It’s like an episode of “Law & Order”: a well-liked policeman engaged to be married, a perp with a 12-year record for violent crimes, a struggle on the steps of a Brooklyn brownstone, and a seemingly accidental death. George Villanueva was convicted of manslaughter yesterday for the death of Officer Alain Schaberger in March. Schaberger, along with a few other policemen, had confronted Villanueva on the stoop of his house in response to a 911 call from a woman who said Villanueva was going to kill her. When Villanueva resisted arrest, a scuffle broke out during which Schaberger fell over the building’s railing, fell nine feet, and broke his neck.
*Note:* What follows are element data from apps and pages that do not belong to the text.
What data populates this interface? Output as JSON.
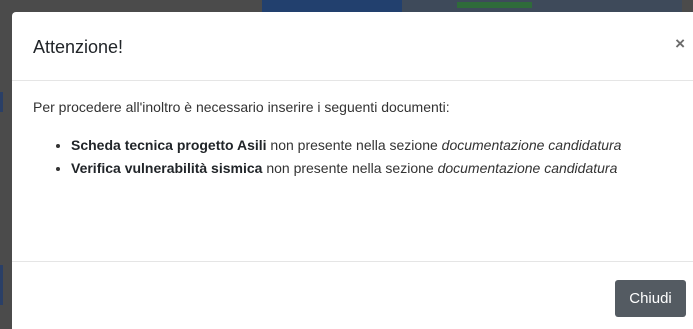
{
  "modal": {
    "title": "Attenzione!",
    "close_icon": "close-icon",
    "close_glyph": "×",
    "intro": "Per procedere all'inoltro è necessario inserire i seguenti documenti:",
    "documents": [
      {
        "name": "Scheda tecnica progetto Asili",
        "status": " non presente nella sezione ",
        "section": "documentazione candidatura"
      },
      {
        "name": "Verifica vulnerabilità sismica",
        "status": " non presente nella sezione ",
        "section": "documentazione candidatura"
      }
    ],
    "close_button_label": "Chiudi"
  },
  "colors": {
    "backdrop": "#4b4b4b",
    "button": "#545b62",
    "text": "#333333"
  }
}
He had been on the force for ten years.
During the trial, which lasted one week, prosecutors argued that Villanueva had intentionally shoved Schaberger, meaning to kill him; the defense insisted the other officers on the scene had accidentally collided with Schaberger, and that that caused his fall. Taking into account his history of violent crimes (indeed, Villanueva was concurrently found guilty of aggravated criminal contempt for violating a restraining order held by the woman who placed the 911 call), the jury found Villanueva guilty of aggravated manslaughter, but acquitted him of the charge of murder. He faces up to 30 years in prison.
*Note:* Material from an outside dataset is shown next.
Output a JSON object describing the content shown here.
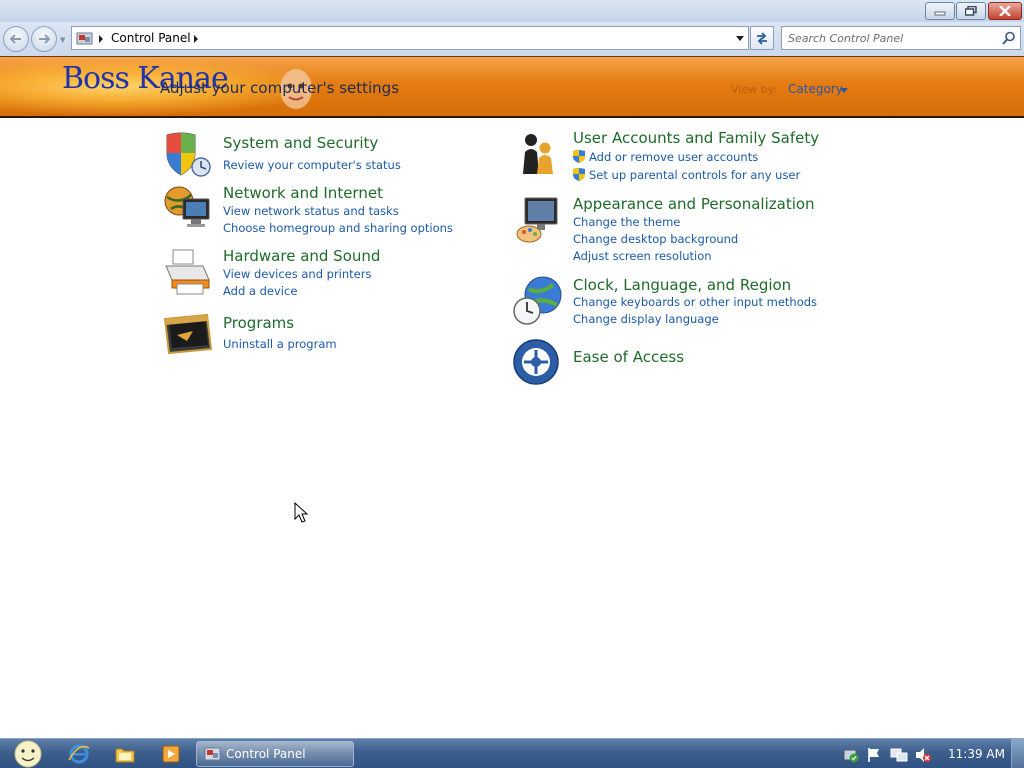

In a particularly cinematic moment, Villanueva’s mother was taken from the courthouse in a wheelchair after howling in Spanish that her son was innocent. In a written statement, Patrick J. Lynch, president of the Patrolmen’s Benevolent Association, said, “We will pursue the case and see that he is given the maximum sentence that law allows.” (Photo: Jay Woodworth/Flickr)